Top of Source records

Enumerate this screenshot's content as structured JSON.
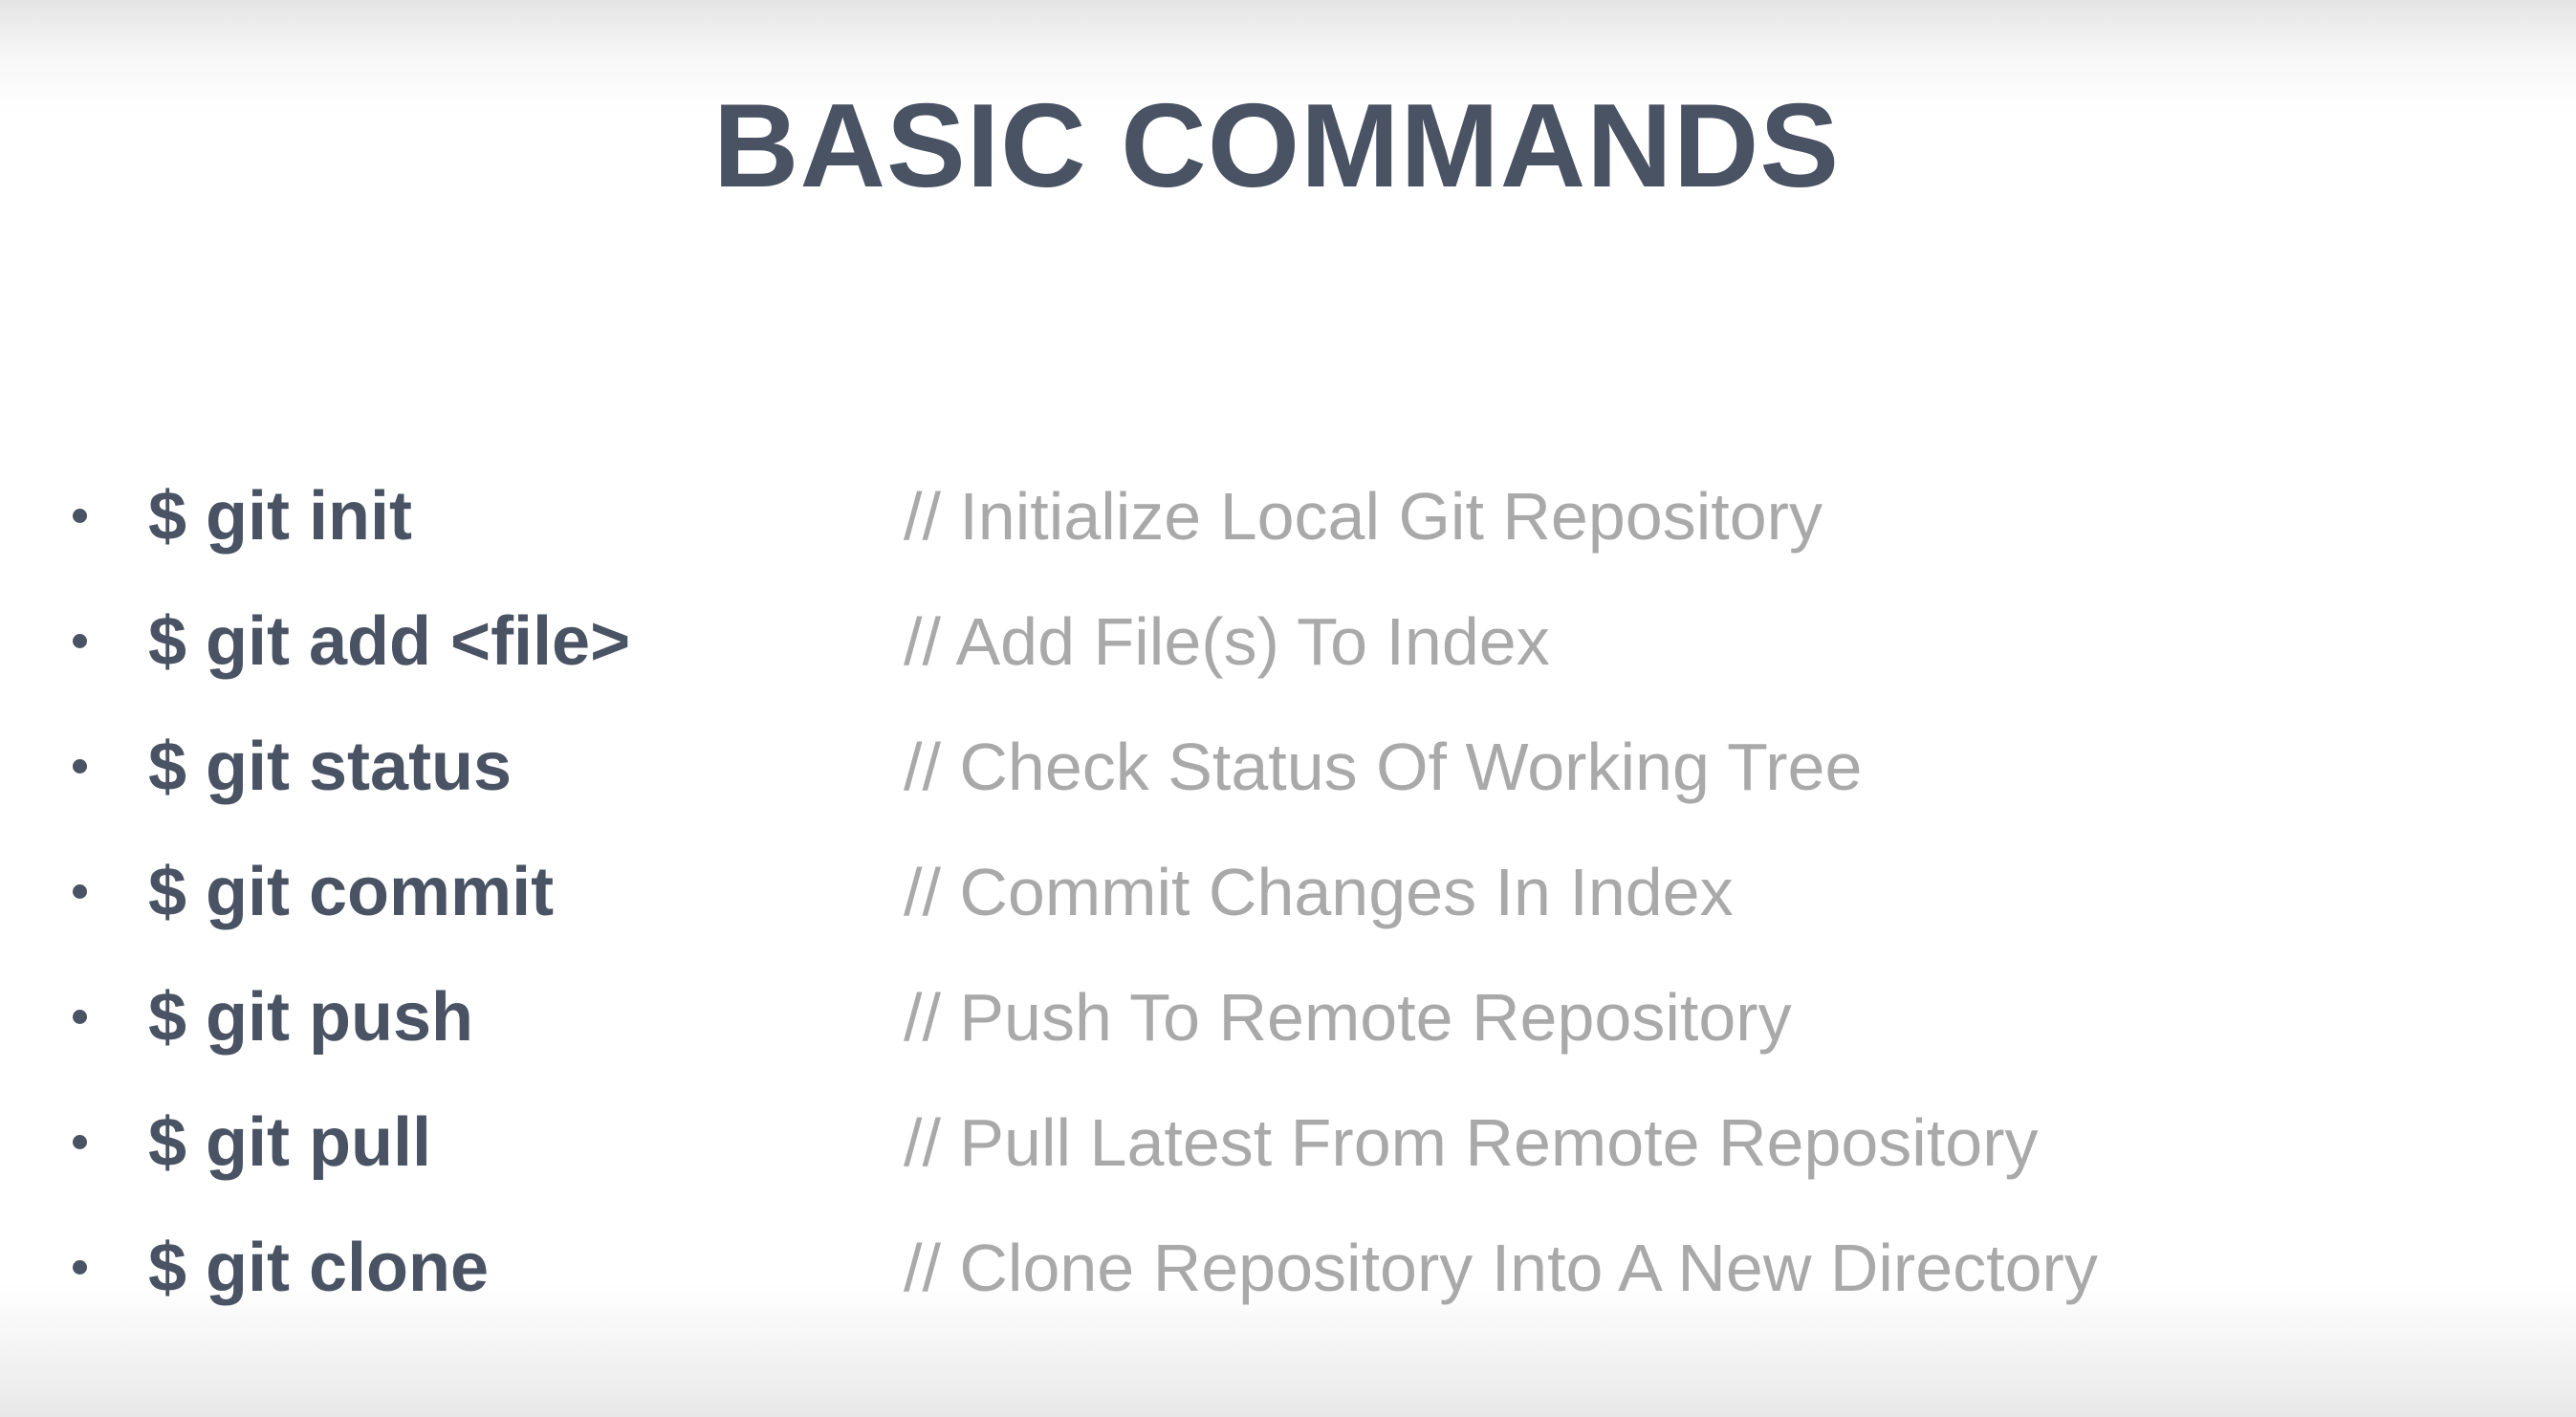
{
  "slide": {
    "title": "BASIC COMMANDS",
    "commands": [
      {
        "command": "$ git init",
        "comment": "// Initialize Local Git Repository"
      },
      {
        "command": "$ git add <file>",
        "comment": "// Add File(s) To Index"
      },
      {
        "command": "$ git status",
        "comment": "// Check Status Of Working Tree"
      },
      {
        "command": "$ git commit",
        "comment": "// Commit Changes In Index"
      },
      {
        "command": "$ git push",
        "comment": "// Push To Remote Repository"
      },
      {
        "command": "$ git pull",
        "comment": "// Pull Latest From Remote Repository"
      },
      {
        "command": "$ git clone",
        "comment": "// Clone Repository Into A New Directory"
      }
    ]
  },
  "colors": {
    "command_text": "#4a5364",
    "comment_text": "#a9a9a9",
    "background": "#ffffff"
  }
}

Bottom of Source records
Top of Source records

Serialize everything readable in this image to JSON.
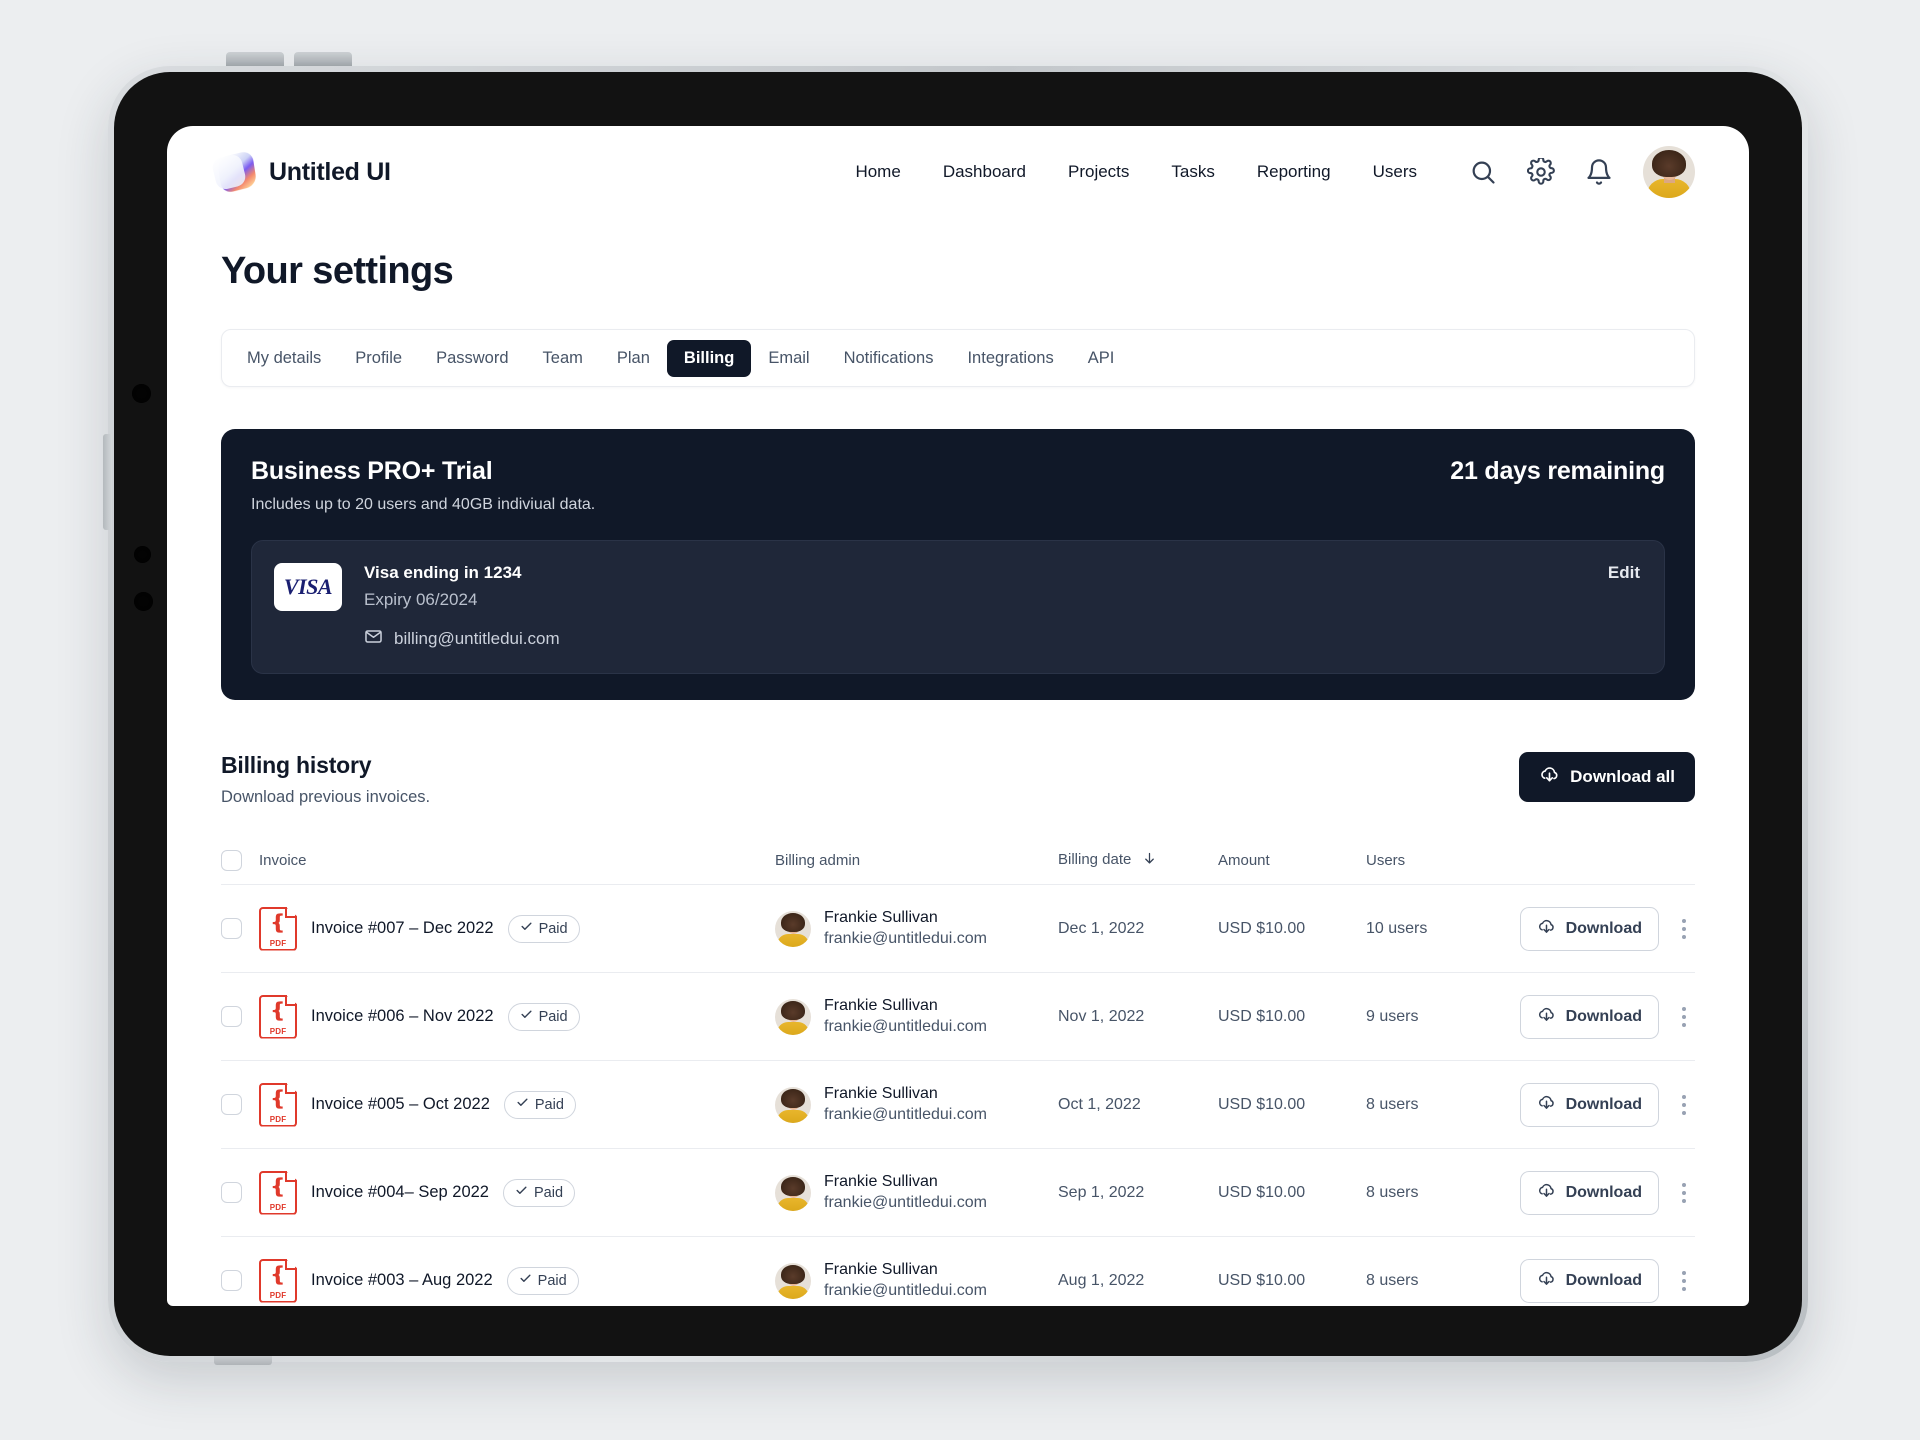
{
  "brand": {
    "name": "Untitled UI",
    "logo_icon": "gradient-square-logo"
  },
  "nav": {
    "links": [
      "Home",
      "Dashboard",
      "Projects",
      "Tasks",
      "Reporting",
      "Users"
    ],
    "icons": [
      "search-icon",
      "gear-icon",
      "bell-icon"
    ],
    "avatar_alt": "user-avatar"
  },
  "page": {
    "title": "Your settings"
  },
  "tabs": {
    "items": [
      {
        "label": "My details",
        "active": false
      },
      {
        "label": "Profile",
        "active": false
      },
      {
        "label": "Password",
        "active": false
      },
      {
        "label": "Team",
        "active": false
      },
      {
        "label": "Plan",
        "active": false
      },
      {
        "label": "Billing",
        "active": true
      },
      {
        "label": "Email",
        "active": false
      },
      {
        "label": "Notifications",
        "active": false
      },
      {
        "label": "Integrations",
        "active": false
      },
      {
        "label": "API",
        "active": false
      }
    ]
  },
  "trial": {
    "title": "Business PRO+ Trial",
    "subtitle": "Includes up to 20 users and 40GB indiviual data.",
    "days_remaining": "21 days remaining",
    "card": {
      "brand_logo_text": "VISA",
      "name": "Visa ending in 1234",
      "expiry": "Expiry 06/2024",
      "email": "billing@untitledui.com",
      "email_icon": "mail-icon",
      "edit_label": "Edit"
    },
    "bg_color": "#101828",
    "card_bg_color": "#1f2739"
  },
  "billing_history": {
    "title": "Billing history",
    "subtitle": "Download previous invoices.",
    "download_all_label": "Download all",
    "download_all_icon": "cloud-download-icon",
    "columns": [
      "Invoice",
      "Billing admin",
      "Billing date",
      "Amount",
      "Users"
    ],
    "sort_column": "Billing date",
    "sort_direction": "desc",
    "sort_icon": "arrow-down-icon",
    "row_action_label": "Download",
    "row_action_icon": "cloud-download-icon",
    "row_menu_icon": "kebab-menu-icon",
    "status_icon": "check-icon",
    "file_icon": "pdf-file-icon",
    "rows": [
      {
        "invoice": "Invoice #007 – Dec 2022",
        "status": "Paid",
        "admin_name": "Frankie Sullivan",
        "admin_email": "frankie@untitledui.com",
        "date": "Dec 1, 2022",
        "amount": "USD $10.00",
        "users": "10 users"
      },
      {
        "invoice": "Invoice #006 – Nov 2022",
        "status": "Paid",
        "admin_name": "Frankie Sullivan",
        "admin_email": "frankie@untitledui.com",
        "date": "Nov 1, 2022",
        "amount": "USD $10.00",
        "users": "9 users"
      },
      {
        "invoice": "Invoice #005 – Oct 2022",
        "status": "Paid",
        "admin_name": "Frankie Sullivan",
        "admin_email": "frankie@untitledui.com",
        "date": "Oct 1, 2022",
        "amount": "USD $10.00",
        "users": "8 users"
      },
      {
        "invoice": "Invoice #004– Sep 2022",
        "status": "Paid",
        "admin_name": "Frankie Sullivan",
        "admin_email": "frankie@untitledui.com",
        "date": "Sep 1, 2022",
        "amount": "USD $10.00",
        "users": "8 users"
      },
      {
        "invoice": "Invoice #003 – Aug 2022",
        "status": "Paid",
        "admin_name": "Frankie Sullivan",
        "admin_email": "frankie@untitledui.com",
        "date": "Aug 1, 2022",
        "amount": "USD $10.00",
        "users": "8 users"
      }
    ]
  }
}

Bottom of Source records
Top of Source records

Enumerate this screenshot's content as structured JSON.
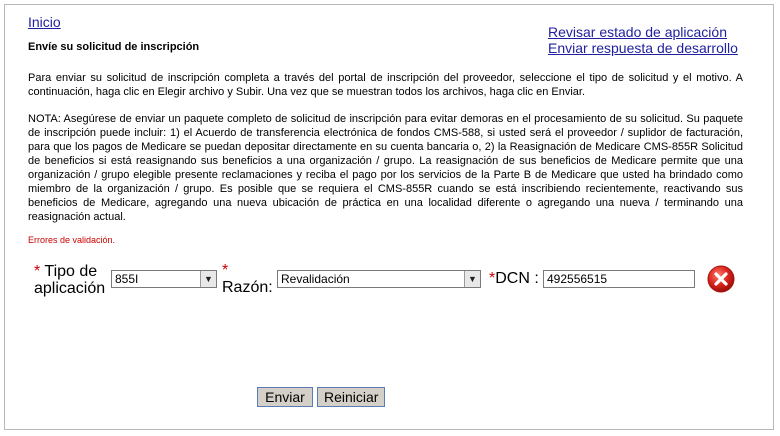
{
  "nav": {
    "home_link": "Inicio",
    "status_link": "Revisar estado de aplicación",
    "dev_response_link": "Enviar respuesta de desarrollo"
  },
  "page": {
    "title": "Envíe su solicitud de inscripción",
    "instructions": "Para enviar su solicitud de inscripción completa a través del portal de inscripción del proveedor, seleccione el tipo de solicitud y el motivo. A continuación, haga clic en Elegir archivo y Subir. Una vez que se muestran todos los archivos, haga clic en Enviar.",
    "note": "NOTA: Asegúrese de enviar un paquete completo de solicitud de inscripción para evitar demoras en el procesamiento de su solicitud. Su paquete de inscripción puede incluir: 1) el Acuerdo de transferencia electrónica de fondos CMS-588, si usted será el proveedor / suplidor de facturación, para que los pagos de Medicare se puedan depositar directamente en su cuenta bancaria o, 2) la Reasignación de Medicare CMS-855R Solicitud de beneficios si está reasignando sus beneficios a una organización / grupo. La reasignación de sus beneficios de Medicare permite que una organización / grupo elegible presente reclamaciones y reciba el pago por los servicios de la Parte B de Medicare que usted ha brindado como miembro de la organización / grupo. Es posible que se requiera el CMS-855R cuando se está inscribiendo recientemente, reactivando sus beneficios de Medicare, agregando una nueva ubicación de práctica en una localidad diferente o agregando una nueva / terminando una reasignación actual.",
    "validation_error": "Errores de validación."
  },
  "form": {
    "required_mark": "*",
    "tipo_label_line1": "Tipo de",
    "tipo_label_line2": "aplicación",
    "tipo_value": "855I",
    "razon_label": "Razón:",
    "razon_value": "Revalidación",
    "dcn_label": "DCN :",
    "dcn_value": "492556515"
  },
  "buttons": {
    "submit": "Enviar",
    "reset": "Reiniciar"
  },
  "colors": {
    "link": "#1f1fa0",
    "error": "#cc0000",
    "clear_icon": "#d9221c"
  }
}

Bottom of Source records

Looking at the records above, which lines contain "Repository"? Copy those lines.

Solution for this exercise:
        "comment": "// Initialize Local Git Repository"
        "comment": "// Push To Remote Repository"
        "comment": "// Pull Latest From Remote Repository"
        "comment": "// Clone Repository Into A New Directory"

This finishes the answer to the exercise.